DATA IN THIS EXERCISE: Begin

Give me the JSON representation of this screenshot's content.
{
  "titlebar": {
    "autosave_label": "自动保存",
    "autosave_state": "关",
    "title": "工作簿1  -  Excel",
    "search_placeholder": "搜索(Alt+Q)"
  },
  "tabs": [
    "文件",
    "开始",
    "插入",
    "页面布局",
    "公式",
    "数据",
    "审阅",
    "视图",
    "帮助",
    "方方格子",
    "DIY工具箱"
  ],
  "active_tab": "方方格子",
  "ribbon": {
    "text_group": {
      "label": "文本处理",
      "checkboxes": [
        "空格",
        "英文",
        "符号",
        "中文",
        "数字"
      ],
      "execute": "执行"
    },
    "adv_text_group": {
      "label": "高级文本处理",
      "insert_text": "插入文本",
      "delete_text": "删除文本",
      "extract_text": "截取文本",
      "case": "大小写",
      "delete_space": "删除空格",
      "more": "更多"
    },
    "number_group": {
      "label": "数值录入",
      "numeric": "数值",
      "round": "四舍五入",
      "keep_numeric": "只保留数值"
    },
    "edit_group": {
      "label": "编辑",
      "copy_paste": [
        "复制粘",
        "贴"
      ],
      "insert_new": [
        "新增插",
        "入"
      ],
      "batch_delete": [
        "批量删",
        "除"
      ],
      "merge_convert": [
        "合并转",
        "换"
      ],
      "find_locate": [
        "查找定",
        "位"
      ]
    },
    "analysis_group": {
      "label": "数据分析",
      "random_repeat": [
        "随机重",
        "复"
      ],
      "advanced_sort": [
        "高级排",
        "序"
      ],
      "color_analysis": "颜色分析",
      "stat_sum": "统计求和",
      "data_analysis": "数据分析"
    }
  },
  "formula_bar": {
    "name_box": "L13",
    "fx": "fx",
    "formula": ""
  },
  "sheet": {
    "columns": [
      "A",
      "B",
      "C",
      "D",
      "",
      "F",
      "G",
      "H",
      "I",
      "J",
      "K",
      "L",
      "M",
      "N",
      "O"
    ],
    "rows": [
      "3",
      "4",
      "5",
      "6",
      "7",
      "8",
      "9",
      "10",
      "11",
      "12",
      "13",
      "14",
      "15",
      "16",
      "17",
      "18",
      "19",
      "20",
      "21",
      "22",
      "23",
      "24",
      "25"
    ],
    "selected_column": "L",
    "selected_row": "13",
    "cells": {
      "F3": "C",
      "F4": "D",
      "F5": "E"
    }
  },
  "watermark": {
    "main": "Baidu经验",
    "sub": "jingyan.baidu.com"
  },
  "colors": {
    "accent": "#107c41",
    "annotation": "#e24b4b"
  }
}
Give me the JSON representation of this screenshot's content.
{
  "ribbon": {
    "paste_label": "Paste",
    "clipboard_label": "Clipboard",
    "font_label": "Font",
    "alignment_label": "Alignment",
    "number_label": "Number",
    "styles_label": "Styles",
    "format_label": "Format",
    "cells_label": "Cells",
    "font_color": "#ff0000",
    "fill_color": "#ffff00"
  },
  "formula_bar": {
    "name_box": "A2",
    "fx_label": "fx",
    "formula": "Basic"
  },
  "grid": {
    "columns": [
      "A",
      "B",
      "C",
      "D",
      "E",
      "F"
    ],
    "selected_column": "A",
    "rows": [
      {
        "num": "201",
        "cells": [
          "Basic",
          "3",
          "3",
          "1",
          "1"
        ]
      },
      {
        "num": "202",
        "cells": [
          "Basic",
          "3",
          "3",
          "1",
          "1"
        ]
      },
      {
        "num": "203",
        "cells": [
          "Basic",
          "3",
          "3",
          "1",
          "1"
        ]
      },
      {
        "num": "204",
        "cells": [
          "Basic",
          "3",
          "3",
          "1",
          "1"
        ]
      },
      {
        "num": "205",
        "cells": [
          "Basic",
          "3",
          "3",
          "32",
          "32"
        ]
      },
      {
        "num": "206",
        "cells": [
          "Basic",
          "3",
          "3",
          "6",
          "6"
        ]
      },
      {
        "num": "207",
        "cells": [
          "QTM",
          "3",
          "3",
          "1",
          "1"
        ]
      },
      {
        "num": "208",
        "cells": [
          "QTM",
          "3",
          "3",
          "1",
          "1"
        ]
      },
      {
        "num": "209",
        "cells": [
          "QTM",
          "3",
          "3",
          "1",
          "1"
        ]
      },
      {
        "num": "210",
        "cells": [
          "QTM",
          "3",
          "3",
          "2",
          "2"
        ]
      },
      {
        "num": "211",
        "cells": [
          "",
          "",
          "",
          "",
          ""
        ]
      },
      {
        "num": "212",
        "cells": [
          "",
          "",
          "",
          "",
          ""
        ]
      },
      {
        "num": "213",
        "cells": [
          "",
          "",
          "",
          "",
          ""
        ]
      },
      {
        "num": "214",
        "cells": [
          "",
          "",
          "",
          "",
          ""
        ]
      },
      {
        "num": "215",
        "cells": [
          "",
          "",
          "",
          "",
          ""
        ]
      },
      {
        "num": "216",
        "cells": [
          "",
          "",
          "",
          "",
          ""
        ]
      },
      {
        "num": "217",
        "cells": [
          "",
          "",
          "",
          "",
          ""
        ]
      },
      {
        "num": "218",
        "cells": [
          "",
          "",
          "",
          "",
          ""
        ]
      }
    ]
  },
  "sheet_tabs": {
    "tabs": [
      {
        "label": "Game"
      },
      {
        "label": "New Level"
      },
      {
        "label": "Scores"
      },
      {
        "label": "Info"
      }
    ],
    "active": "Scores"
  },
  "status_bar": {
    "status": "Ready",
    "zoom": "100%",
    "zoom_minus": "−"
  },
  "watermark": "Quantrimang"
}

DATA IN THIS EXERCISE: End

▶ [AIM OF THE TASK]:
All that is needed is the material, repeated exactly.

▶ [RESULT FOR THIS EXERCISE]:
Give me the JSON representation of this screenshot's content.
{
  "titlebar": {
    "autosave_label": "自动保存",
    "autosave_state": "关",
    "title": "工作簿1  -  Excel",
    "search_placeholder": "搜索(Alt+Q)"
  },
  "tabs": [
    "文件",
    "开始",
    "插入",
    "页面布局",
    "公式",
    "数据",
    "审阅",
    "视图",
    "帮助",
    "方方格子",
    "DIY工具箱"
  ],
  "active_tab": "方方格子",
  "ribbon": {
    "text_group": {
      "label": "文本处理",
      "checkboxes": [
        "空格",
        "英文",
        "符号",
        "中文",
        "数字"
      ],
      "execute": "执行"
    },
    "adv_text_group": {
      "label": "高级文本处理",
      "insert_text": "插入文本",
      "delete_text": "删除文本",
      "extract_text": "截取文本",
      "case": "大小写",
      "delete_space": "删除空格",
      "more": "更多"
    },
    "number_group": {
      "label": "数值录入",
      "numeric": "数值",
      "round": "四舍五入",
      "keep_numeric": "只保留数值"
    },
    "edit_group": {
      "label": "编辑",
      "copy_paste": [
        "复制粘",
        "贴"
      ],
      "insert_new": [
        "新增插",
        "入"
      ],
      "batch_delete": [
        "批量删",
        "除"
      ],
      "merge_convert": [
        "合并转",
        "换"
      ],
      "find_locate": [
        "查找定",
        "位"
      ]
    },
    "analysis_group": {
      "label": "数据分析",
      "random_repeat": [
        "随机重",
        "复"
      ],
      "advanced_sort": [
        "高级排",
        "序"
      ],
      "color_analysis": "颜色分析",
      "stat_sum": "统计求和",
      "data_analysis": "数据分析"
    }
  },
  "formula_bar": {
    "name_box": "L13",
    "fx": "fx",
    "formula": ""
  },
  "sheet": {
    "columns": [
      "A",
      "B",
      "C",
      "D",
      "",
      "F",
      "G",
      "H",
      "I",
      "J",
      "K",
      "L",
      "M",
      "N",
      "O"
    ],
    "rows": [
      "3",
      "4",
      "5",
      "6",
      "7",
      "8",
      "9",
      "10",
      "11",
      "12",
      "13",
      "14",
      "15",
      "16",
      "17",
      "18",
      "19",
      "20",
      "21",
      "22",
      "23",
      "24",
      "25"
    ],
    "selected_column": "L",
    "selected_row": "13",
    "cells": {
      "F3": "C",
      "F4": "D",
      "F5": "E"
    }
  },
  "watermark": {
    "main": "Baidu经验",
    "sub": "jingyan.baidu.com"
  },
  "colors": {
    "accent": "#107c41",
    "annotation": "#e24b4b"
  }
}
Give me the JSON representation of this screenshot's content.
{
  "ribbon": {
    "paste_label": "Paste",
    "clipboard_label": "Clipboard",
    "font_label": "Font",
    "alignment_label": "Alignment",
    "number_label": "Number",
    "styles_label": "Styles",
    "format_label": "Format",
    "cells_label": "Cells",
    "font_color": "#ff0000",
    "fill_color": "#ffff00"
  },
  "formula_bar": {
    "name_box": "A2",
    "fx_label": "fx",
    "formula": "Basic"
  },
  "grid": {
    "columns": [
      "A",
      "B",
      "C",
      "D",
      "E",
      "F"
    ],
    "selected_column": "A",
    "rows": [
      {
        "num": "201",
        "cells": [
          "Basic",
          "3",
          "3",
          "1",
          "1"
        ]
      },
      {
        "num": "202",
        "cells": [
          "Basic",
          "3",
          "3",
          "1",
          "1"
        ]
      },
      {
        "num": "203",
        "cells": [
          "Basic",
          "3",
          "3",
          "1",
          "1"
        ]
      },
      {
        "num": "204",
        "cells": [
          "Basic",
          "3",
          "3",
          "1",
          "1"
        ]
      },
      {
        "num": "205",
        "cells": [
          "Basic",
          "3",
          "3",
          "32",
          "32"
        ]
      },
      {
        "num": "206",
        "cells": [
          "Basic",
          "3",
          "3",
          "6",
          "6"
        ]
      },
      {
        "num": "207",
        "cells": [
          "QTM",
          "3",
          "3",
          "1",
          "1"
        ]
      },
      {
        "num": "208",
        "cells": [
          "QTM",
          "3",
          "3",
          "1",
          "1"
        ]
      },
      {
        "num": "209",
        "cells": [
          "QTM",
          "3",
          "3",
          "1",
          "1"
        ]
      },
      {
        "num": "210",
        "cells": [
          "QTM",
          "3",
          "3",
          "2",
          "2"
        ]
      },
      {
        "num": "211",
        "cells": [
          "",
          "",
          "",
          "",
          ""
        ]
      },
      {
        "num": "212",
        "cells": [
          "",
          "",
          "",
          "",
          ""
        ]
      },
      {
        "num": "213",
        "cells": [
          "",
          "",
          "",
          "",
          ""
        ]
      },
      {
        "num": "214",
        "cells": [
          "",
          "",
          "",
          "",
          ""
        ]
      },
      {
        "num": "215",
        "cells": [
          "",
          "",
          "",
          "",
          ""
        ]
      },
      {
        "num": "216",
        "cells": [
          "",
          "",
          "",
          "",
          ""
        ]
      },
      {
        "num": "217",
        "cells": [
          "",
          "",
          "",
          "",
          ""
        ]
      },
      {
        "num": "218",
        "cells": [
          "",
          "",
          "",
          "",
          ""
        ]
      }
    ]
  },
  "sheet_tabs": {
    "tabs": [
      {
        "label": "Game"
      },
      {
        "label": "New Level"
      },
      {
        "label": "Scores"
      },
      {
        "label": "Info"
      }
    ],
    "active": "Scores"
  },
  "status_bar": {
    "status": "Ready",
    "zoom": "100%",
    "zoom_minus": "−"
  },
  "watermark": "Quantrimang"
}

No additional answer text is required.